Dating antiques guide
When the Birmingham Assay Office was established in 1773, largely due to the representations of the great Midlands industrialist, Matthew Boulton, the mark of an anchor was adopted as the town mark.
By tradition, it is said that Birmingham and Sheffield tossed for the marks derived from the sign of the Crown and Anchor tavern in London – where the promoters of the two new offices met.
This is to ensure it is of the required sterling silver standard and, provided it conforms to a standard, a series of symbols are stamped into each part of the item.
The mark of origin is the Harp Crowned and it appears with a date letter and maker’s mark.

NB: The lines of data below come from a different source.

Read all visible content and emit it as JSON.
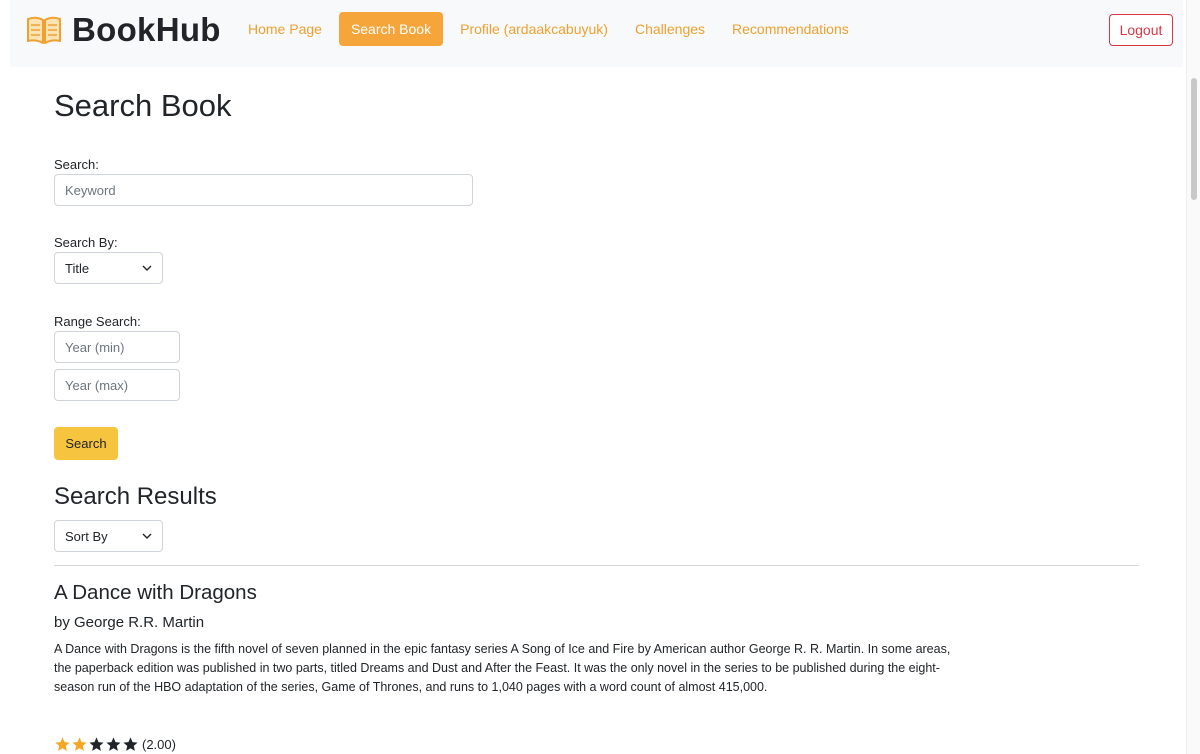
{
  "app": {
    "brand": "BookHub"
  },
  "nav": {
    "links": [
      "Home Page",
      "Search Book",
      "Profile (ardaakcabuyuk)",
      "Challenges",
      "Recommendations"
    ],
    "active_index": 1,
    "logout_label": "Logout"
  },
  "page": {
    "title": "Search Book"
  },
  "form": {
    "search_label": "Search:",
    "search_placeholder": "Keyword",
    "search_by_label": "Search By:",
    "search_by_value": "Title",
    "range_label": "Range Search:",
    "year_min_placeholder": "Year (min)",
    "year_max_placeholder": "Year (max)",
    "submit_label": "Search"
  },
  "results": {
    "title": "Search Results",
    "sort_value": "Sort By",
    "items": [
      {
        "title": "A Dance with Dragons",
        "author": "by George R.R. Martin",
        "description": "A Dance with Dragons is the fifth novel of seven planned in the epic fantasy series A Song of Ice and Fire by American author George R. R. Martin. In some areas, the paperback edition was published in two parts, titled Dreams and Dust and After the Feast. It was the only novel in the series to be published during the eight-season run of the HBO adaptation of the series, Game of Thrones, and runs to 1,040 pages with a word count of almost 415,000.",
        "rating": 2.0,
        "rating_text": "(2.00)"
      }
    ]
  },
  "colors": {
    "accent": "#f5a53a",
    "button": "#f7c440",
    "logout": "#dc3545",
    "star_filled": "#f5a623",
    "star_empty": "#212529"
  },
  "icons": {
    "brand": "open-book-icon",
    "dropdown": "chevron-down-icon",
    "rating": "star-icon"
  }
}
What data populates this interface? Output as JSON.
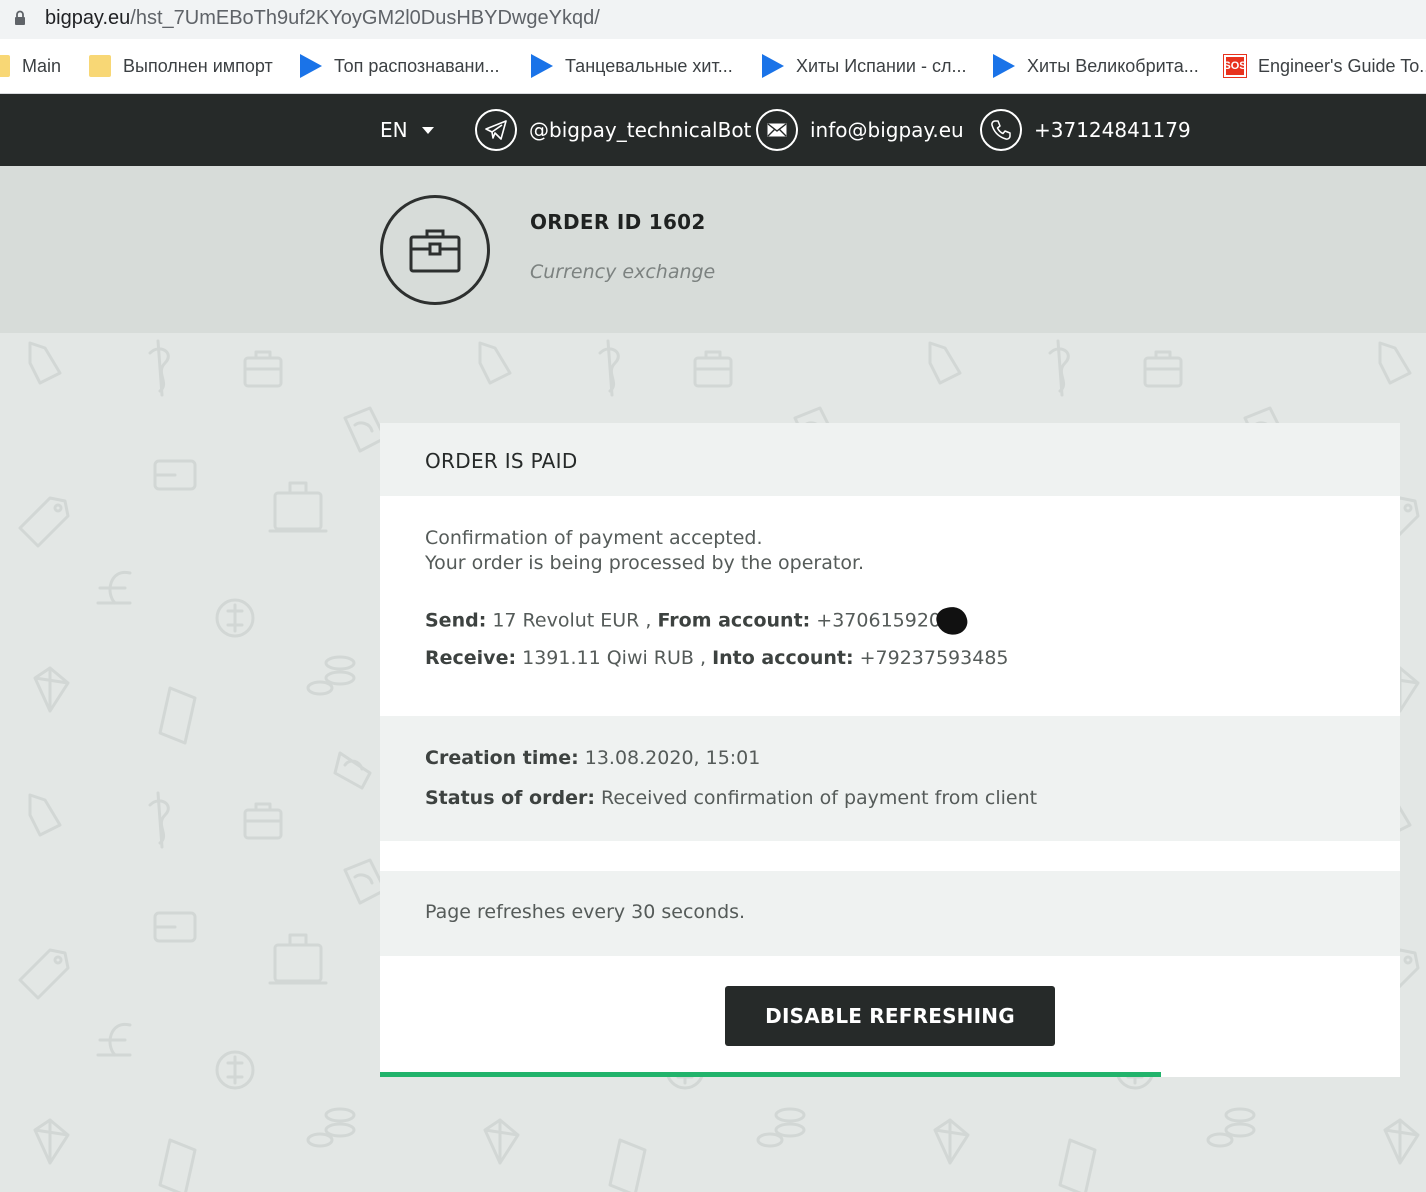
{
  "browser": {
    "url_host": "bigpay.eu",
    "url_path": "/hst_7UmEBoTh9uf2KYoyGM2l0DusHBYDwgeYkqd/",
    "bookmarks": [
      {
        "label": "Main",
        "icon": "folder-icon"
      },
      {
        "label": "Выполнен импорт",
        "icon": "folder-icon"
      },
      {
        "label": "Топ распознавани...",
        "icon": "play-icon"
      },
      {
        "label": "Танцевальные хит...",
        "icon": "play-icon"
      },
      {
        "label": "Хиты Испании - сл...",
        "icon": "play-icon"
      },
      {
        "label": "Хиты Великобрита...",
        "icon": "play-icon"
      },
      {
        "label": "Engineer's Guide To...",
        "icon": "sos-icon"
      }
    ],
    "sos_text": "SOS"
  },
  "topbar": {
    "language": "EN",
    "telegram": "@bigpay_technicalBot",
    "email": "info@bigpay.eu",
    "phone": "+37124841179"
  },
  "order": {
    "title": "ORDER ID 1602",
    "subtitle": "Currency exchange"
  },
  "card": {
    "status": "ORDER IS PAID",
    "confirm_line1": "Confirmation of payment accepted.",
    "confirm_line2": "Your order is being processed by the operator.",
    "send_label": "Send:",
    "send_value": " 17 Revolut EUR , ",
    "from_label": "From account:",
    "from_value": " +370615920",
    "receive_label": "Receive:",
    "receive_value": " 1391.11 Qiwi RUB , ",
    "into_label": "Into account:",
    "into_value": " +79237593485",
    "creation_label": "Creation time:",
    "creation_value": " 13.08.2020, 15:01",
    "status_label": "Status of order:",
    "status_value": " Received confirmation of payment from client",
    "refresh_note": "Page refreshes every 30 seconds.",
    "button_label": "DISABLE REFRESHING",
    "refresh_progress": 0.766
  },
  "colors": {
    "topbar": "#262a29",
    "progress": "#21b36b",
    "header_bg": "#d7dcd9"
  }
}
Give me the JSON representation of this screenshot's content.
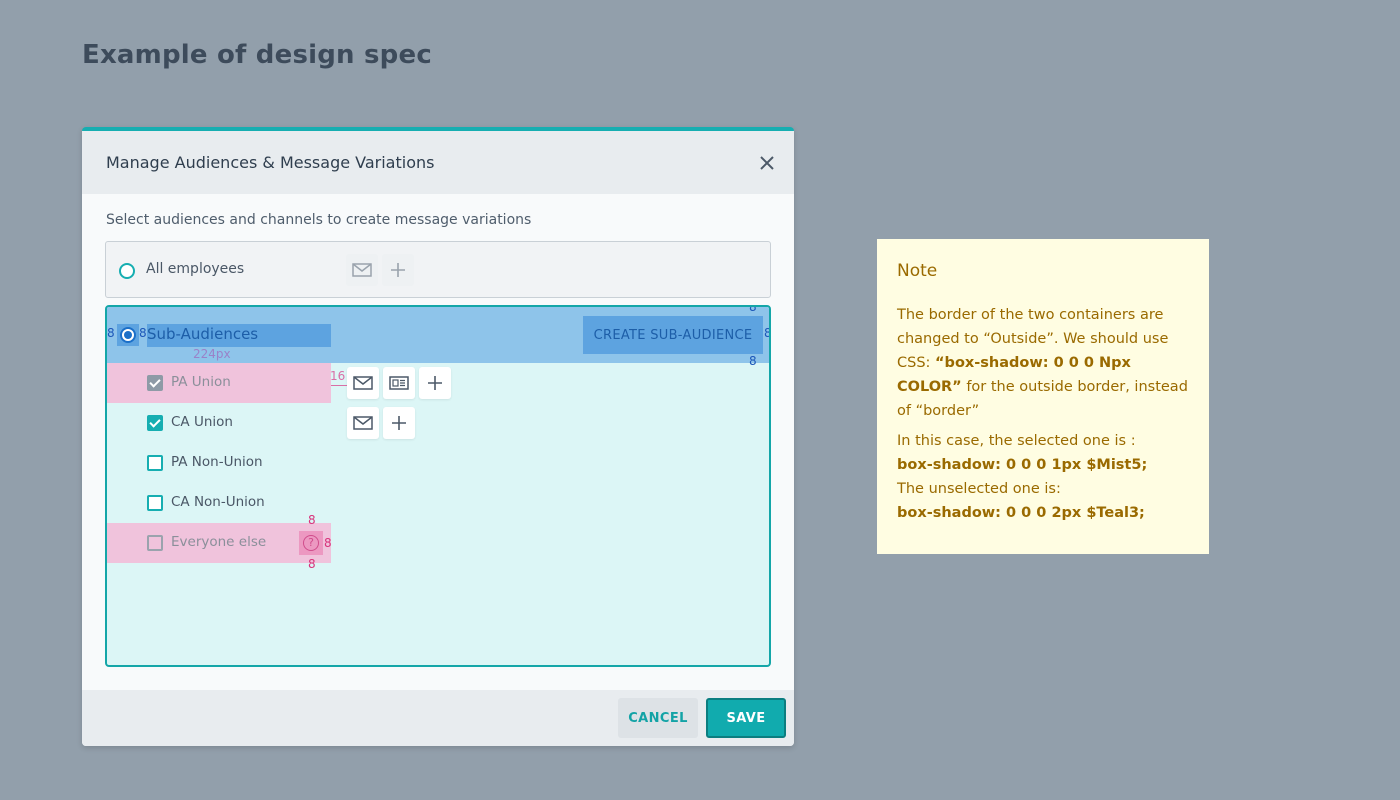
{
  "page": {
    "title": "Example of design spec"
  },
  "modal": {
    "title": "Manage Audiences & Message Variations",
    "close_label": "×",
    "subtitle": "Select audiences and channels to create message variations",
    "all_employees": {
      "label": "All employees",
      "selected": false
    },
    "sub_audiences": {
      "label": "Sub-Audiences",
      "selected": true,
      "create_button": "CREATE SUB-AUDIENCE",
      "rows": [
        {
          "label": "PA Union",
          "checked": true
        },
        {
          "label": "CA Union",
          "checked": true
        },
        {
          "label": "PA Non-Union",
          "checked": false
        },
        {
          "label": "CA Non-Union",
          "checked": false
        },
        {
          "label": "Everyone else",
          "checked": false,
          "help_icon": "question-circle-icon"
        }
      ]
    },
    "footer": {
      "cancel": "CANCEL",
      "save": "SAVE"
    }
  },
  "spec_annotations": {
    "pad_left_radio": "8",
    "pad_right_radio": "8",
    "pad_top_create": "8",
    "pad_right_create": "8",
    "pad_bottom_create": "8",
    "label_width": "224px",
    "icon_gap": "16",
    "help_top": "8",
    "help_right": "8",
    "help_bottom": "8"
  },
  "note": {
    "title": "Note",
    "p1_text": "The border of the two containers are changed to “Outside”.  We should use CSS: ",
    "p1_bold": "“box-shadow: 0 0 0 Npx COLOR”",
    "p1_tail": " for the outside border, instead of “border”",
    "p2_intro": "In this case, the selected one is :",
    "p2_selected_code": "box-shadow: 0 0 0 1px $Mist5;",
    "p2_unselected_intro": "The unselected one is:",
    "p2_unselected_code": "box-shadow: 0 0 0 2px $Teal3;"
  },
  "colors": {
    "background": "#929fab",
    "teal": "#16aeb1",
    "spec_blue": "#5da3e0",
    "spec_pink": "#f0c3dc",
    "note_bg": "#fffde2",
    "note_text": "#9a6a00"
  },
  "icons": [
    "close-icon",
    "mail-icon",
    "newsletter-icon",
    "plus-icon",
    "question-circle-icon"
  ]
}
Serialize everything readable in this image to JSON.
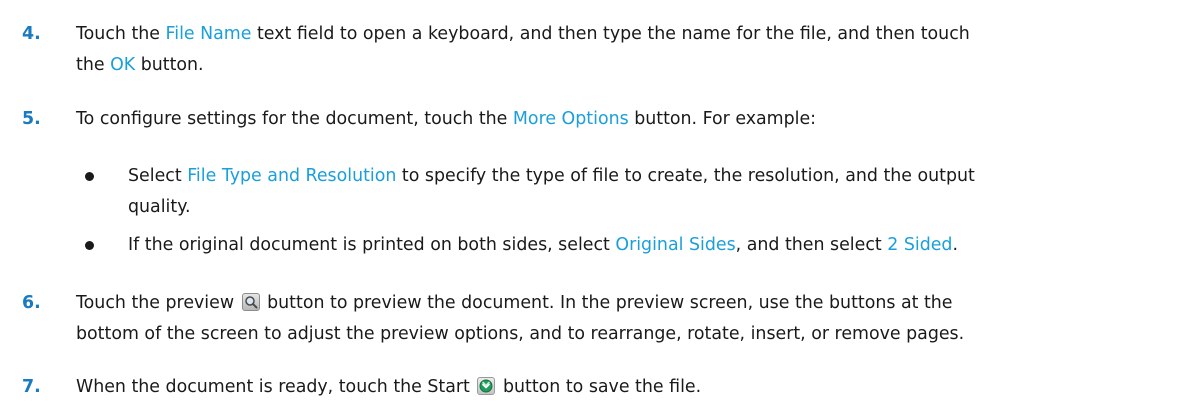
{
  "steps": [
    {
      "num": "4.",
      "line1": {
        "t1": "Touch the ",
        "u1": "File Name",
        "t2": " text field to open a keyboard, and then type the name for the file, and then touch"
      },
      "line2": {
        "t1": "the ",
        "u1": "OK",
        "t2": " button."
      }
    },
    {
      "num": "5.",
      "line1": {
        "t1": "To configure settings for the document, touch the ",
        "u1": "More Options",
        "t2": " button. For example:"
      },
      "bullets": [
        {
          "line1": {
            "t1": "Select ",
            "u1": "File Type and Resolution",
            "t2": " to specify the type of file to create, the resolution, and the output"
          },
          "line2": "quality."
        },
        {
          "line1": {
            "t1": "If the original document is printed on both sides, select ",
            "u1": "Original Sides",
            "t2": ", and then select ",
            "u2": "2 Sided",
            "t3": "."
          }
        }
      ]
    },
    {
      "num": "6.",
      "line1": {
        "t1": "Touch the preview ",
        "icon": "preview-magnifier-icon",
        "t2": " button to preview the document. In the preview screen, use the buttons at the"
      },
      "line2": "bottom of the screen to adjust the preview options, and to rearrange, rotate, insert, or remove pages."
    },
    {
      "num": "7.",
      "line1": {
        "t1": "When the document is ready, touch the Start ",
        "icon": "start-button-icon",
        "t2": " button to save the file."
      }
    }
  ],
  "colors": {
    "step_number": "#1a7abf",
    "ui_text": "#1a9fdb",
    "body_text": "#1a1a1a",
    "start_icon_green": "#1f9e5a"
  }
}
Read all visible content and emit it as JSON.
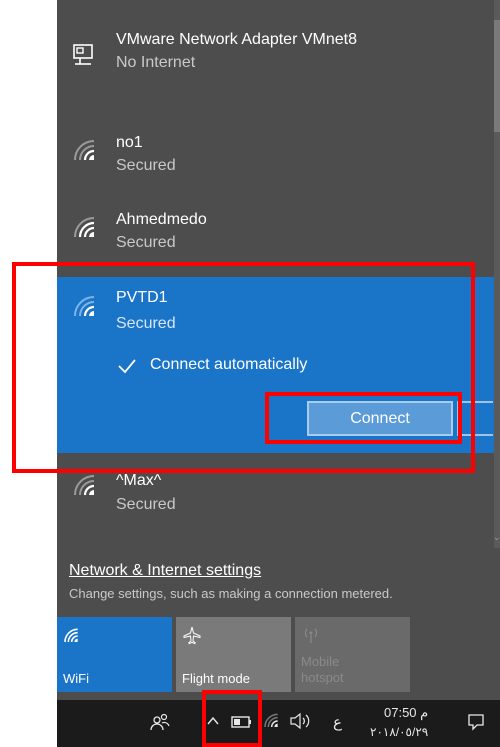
{
  "networks": [
    {
      "name": "VMware Network Adapter VMnet8",
      "status": "No Internet",
      "icon": "ethernet-icon"
    },
    {
      "name": "no1",
      "status": "Secured",
      "icon": "wifi-icon"
    },
    {
      "name": "Ahmedmedo",
      "status": "Secured",
      "icon": "wifi-icon"
    },
    {
      "name": "PVTD1",
      "status": "Secured",
      "icon": "wifi-icon"
    },
    {
      "name": "^Max^",
      "status": "Secured",
      "icon": "wifi-icon"
    }
  ],
  "selected": {
    "connect_automatically_label": "Connect automatically",
    "connect_automatically_checked": true,
    "connect_label": "Connect"
  },
  "settings": {
    "link": "Network & Internet settings",
    "description": "Change settings, such as making a connection metered."
  },
  "quick_actions": [
    {
      "label": "WiFi",
      "icon": "wifi-icon",
      "active": true
    },
    {
      "label": "Flight mode",
      "icon": "airplane-icon",
      "active": false
    },
    {
      "label": "Mobile hotspot",
      "icon": "hotspot-icon",
      "active": false,
      "disabled": true
    }
  ],
  "taskbar": {
    "language": "ع",
    "time": "م 07:50",
    "date": "٢٠١٨/٠٥/٢٩",
    "icons": [
      "people-icon",
      "chevron-up-icon",
      "battery-icon",
      "wifi-icon",
      "volume-icon",
      "language-indicator",
      "action-center-icon"
    ]
  },
  "colors": {
    "accent": "#1a75c9",
    "flyout_bg": "#4d4d4d",
    "taskbar_bg": "#1b1b1b",
    "highlight": "#ff0000"
  }
}
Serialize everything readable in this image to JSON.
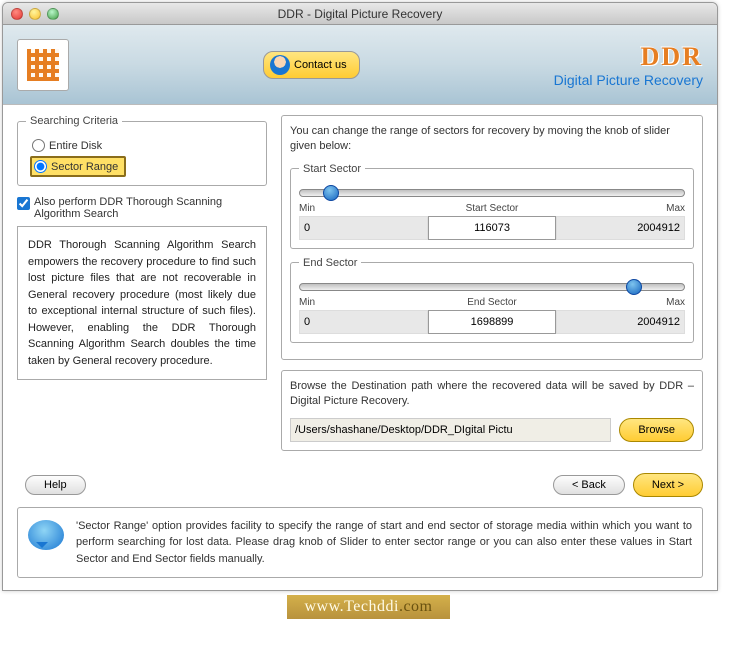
{
  "window": {
    "title": "DDR - Digital Picture Recovery"
  },
  "header": {
    "contact_label": "Contact us",
    "brand": "DDR",
    "brand_sub": "Digital Picture Recovery"
  },
  "criteria": {
    "legend": "Searching Criteria",
    "entire_disk": "Entire Disk",
    "sector_range": "Sector Range",
    "selected": "sector_range",
    "thorough_label": "Also perform DDR Thorough Scanning Algorithm Search",
    "thorough_checked": true,
    "info_text": "DDR Thorough Scanning Algorithm Search empowers the recovery procedure to find such lost picture files that are not recoverable in General recovery procedure (most likely due to exceptional internal structure of such files). However, enabling the DDR Thorough Scanning Algorithm Search doubles the time taken by General recovery procedure."
  },
  "sectors": {
    "desc": "You can change the range of sectors for recovery by moving the knob of slider given below:",
    "start": {
      "legend": "Start Sector",
      "min_label": "Min",
      "mid_label": "Start Sector",
      "max_label": "Max",
      "min": "0",
      "value": "116073",
      "max": "2004912",
      "knob_pct": 6
    },
    "end": {
      "legend": "End Sector",
      "min_label": "Min",
      "mid_label": "End Sector",
      "max_label": "Max",
      "min": "0",
      "value": "1698899",
      "max": "2004912",
      "knob_pct": 85
    }
  },
  "dest": {
    "desc": "Browse the Destination path where the recovered data will be saved by DDR – Digital Picture Recovery.",
    "path": "/Users/shashane/Desktop/DDR_DIgital Pictu",
    "browse_label": "Browse"
  },
  "nav": {
    "help": "Help",
    "back": "< Back",
    "next": "Next >"
  },
  "hint": "'Sector Range' option provides facility to specify the range of start and end sector of storage media within which you want to perform searching for lost data. Please drag knob of Slider to enter sector range or you can also enter these values in Start Sector and End Sector fields manually.",
  "watermark": {
    "domain": "www.Techddi",
    "tld": ".com"
  }
}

Simply learn to recognise those Antique Silver Hallmarks.
Learning how to define the origin of a piece of silver, the year made and the silversmith is great fun and also a way of perhaps finding a rare item that was made in a particular year or city.
On the occasion of the Assay Office’s bicentenary in 1973, Birmingham struck a special anchor with a ‘C’ on either side of the stock, to indicate two hundred years.
Scottish hallmarks have been regulated by statute since 1457 but the earliest known example dates only from 1556 to 1557.
Therefore, by debasing silver or gold, the offender was undermining the coin of the realm.